━━━━━ Supplied information

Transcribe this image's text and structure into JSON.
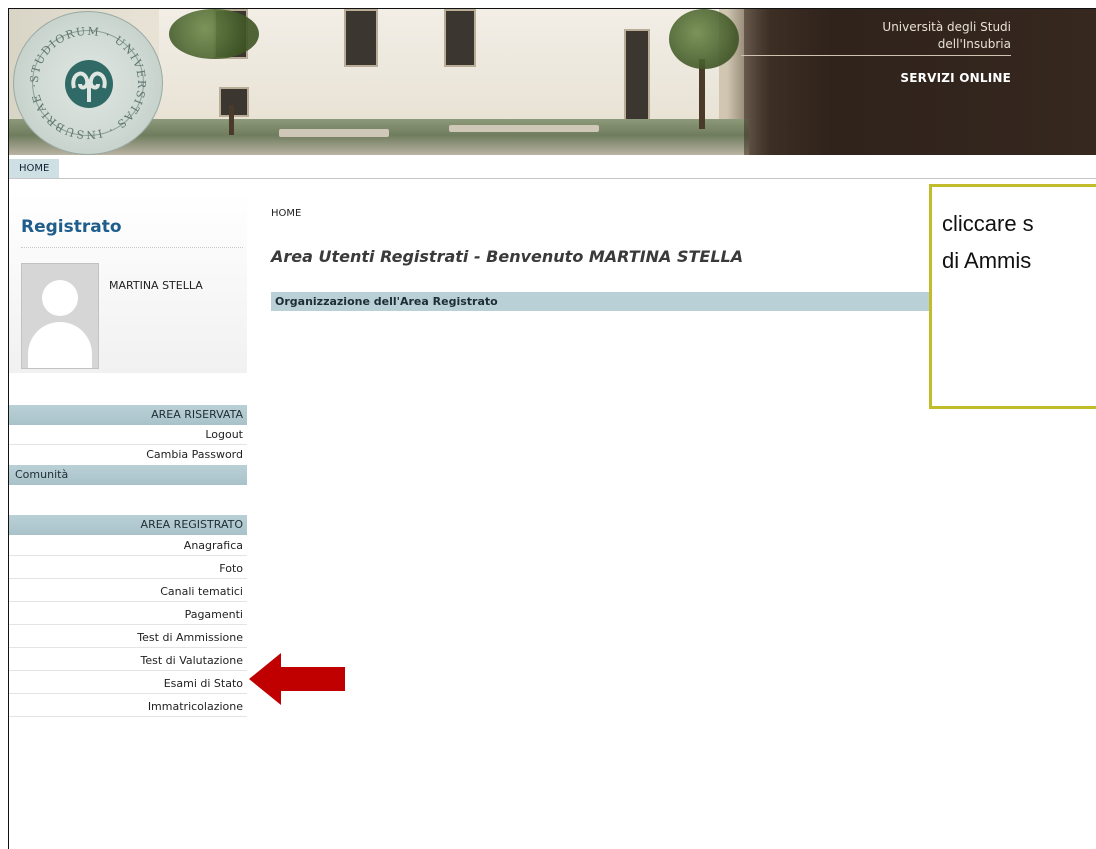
{
  "banner": {
    "university_line1": "Università degli Studi",
    "university_line2": "dell'Insubria",
    "service": "SERVIZI ONLINE",
    "seal_text": "STUDIORUM · UNIVERSITAS · INSUBRIAE ·"
  },
  "topnav": {
    "home_tab": "HOME"
  },
  "profile": {
    "role": "Registrato",
    "user_name": "MARTINA STELLA"
  },
  "sidebar": {
    "area_riservata": {
      "title": "AREA RISERVATA",
      "items": [
        "Logout",
        "Cambia Password"
      ]
    },
    "comunita": "Comunità",
    "area_registrato": {
      "title": "AREA REGISTRATO",
      "items": [
        "Anagrafica",
        "Foto",
        "Canali tematici",
        "Pagamenti",
        "Test di Ammissione",
        "Test di Valutazione",
        "Esami di Stato",
        "Immatricolazione"
      ]
    }
  },
  "main": {
    "breadcrumb": "HOME",
    "welcome": "Area Utenti Registrati - Benvenuto MARTINA STELLA",
    "section_bar": "Organizzazione dell'Area Registrato"
  },
  "callout": {
    "line1": "cliccare s",
    "line2": "di Ammis",
    "border_color": "#c2bc2a"
  },
  "arrow": {
    "color": "#c00000"
  }
}
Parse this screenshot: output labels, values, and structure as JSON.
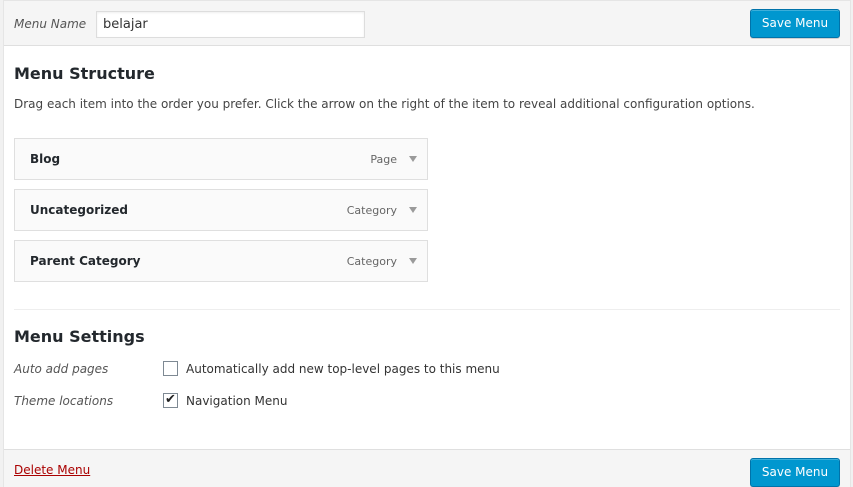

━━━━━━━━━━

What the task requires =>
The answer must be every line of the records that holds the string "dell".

Result of this task =>
    "university_line2": "dell'Insubria",
    "section_bar": "Organizzazione dell'Area Registrato"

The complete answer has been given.